separate particle, with all its mass concentrated at its center of mass.
Then we have for the whole system

x_{CM} = (72 units *
2 cm + 32 units * 8 cm)/(104 units)
= 3.85 cm,

y_{CM} = (72 units *
9 cm + 32 units * 2 cm)/(104 units) = 6.85 cm.

The CM of the system lies outside of the system. For irregular-shaped
objects it is quite common for the CM to lie outside the system. This
special point outside the system responds to external forces as if the total
mass of the system were concentrated there.

The mass of the Moon is 7.35*10^{22} kg and the mass of the Earth is
6.00*10^{24} kg. The distance between the Moon and the Earth is 3.80*10^{5}
km.

Choose your coordinate system so that the center of the Earth is at the origin
and the center of the Moon is on the x-axis at x = 3.80*10^{8} m.
Calculate the location x_{cm} of the center of mass of the Earth-Moon
system

Solution:

x_{cm} = (0m*6.00*10^{24} kg + 3.80*10^{8} m*7.35*10^{22}
kg)/(6.00*10^{24} kg + 7.35*10^{22} kg)

= 4598666 m = 4600 km.

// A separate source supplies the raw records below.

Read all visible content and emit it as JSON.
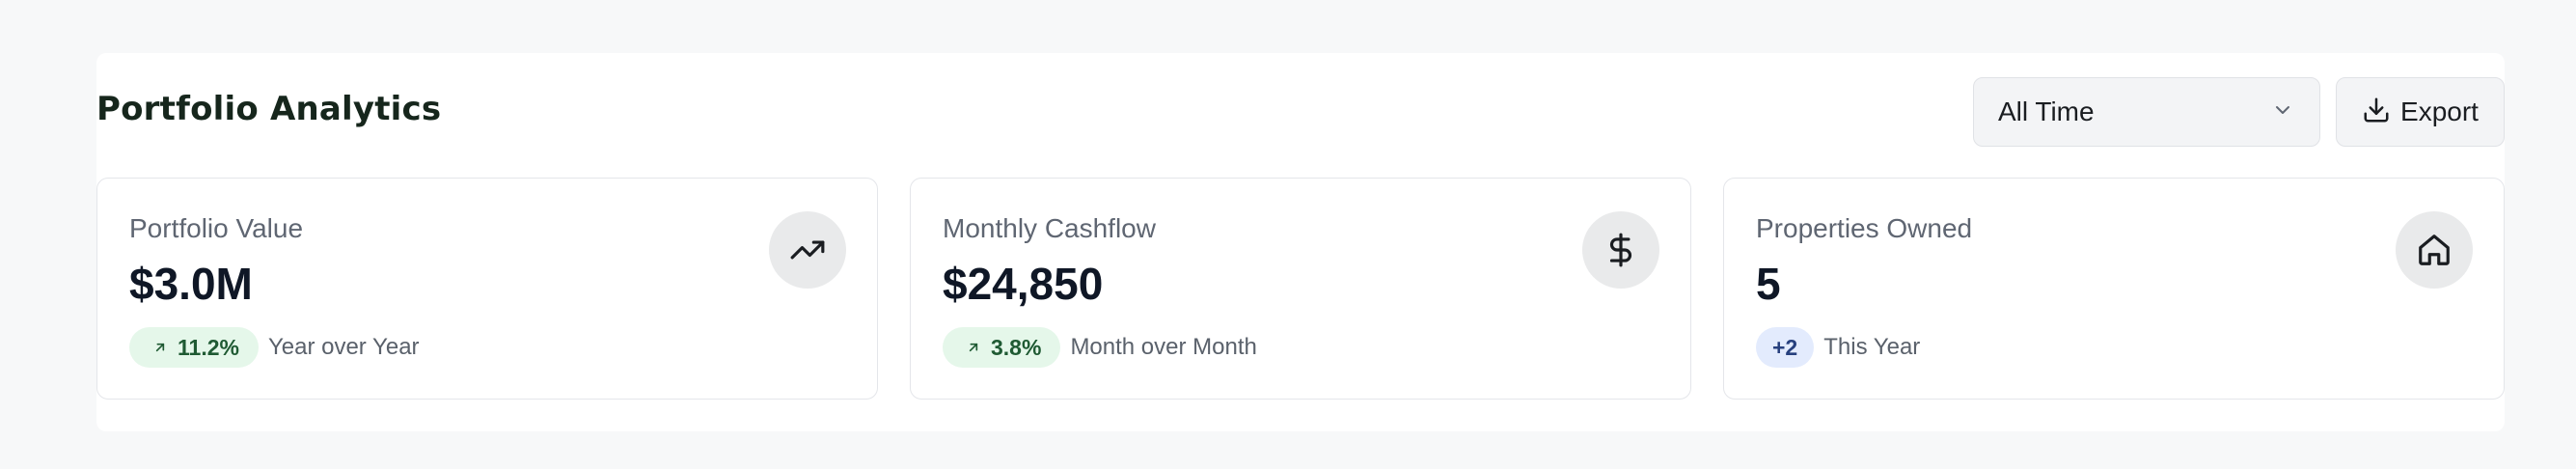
{
  "header": {
    "title": "Portfolio Analytics",
    "range_select": {
      "value": "All Time"
    },
    "export_label": "Export"
  },
  "cards": [
    {
      "title": "Portfolio Value",
      "value": "$3.0M",
      "icon": "trending-up-icon",
      "badge": "11.2%",
      "badge_icon": "arrow-up-right-icon",
      "badge_tone": "green",
      "caption": "Year over Year"
    },
    {
      "title": "Monthly Cashflow",
      "value": "$24,850",
      "icon": "dollar-icon",
      "badge": "3.8%",
      "badge_icon": "arrow-up-right-icon",
      "badge_tone": "green",
      "caption": "Month over Month"
    },
    {
      "title": "Properties Owned",
      "value": "5",
      "icon": "home-icon",
      "badge": "+2",
      "badge_tone": "blue",
      "caption": "This Year"
    }
  ],
  "colors": {
    "page_bg": "#f7f8f9",
    "title": "#16261c",
    "positive_badge_bg": "#e5f7ea",
    "positive_badge_text": "#1f5a33",
    "info_badge_bg": "#e3ebfd",
    "info_badge_text": "#27407e"
  }
}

Since the radius of the Earth is 6378 km, the center of mass of the
Earth-Moon system is inside the Earth.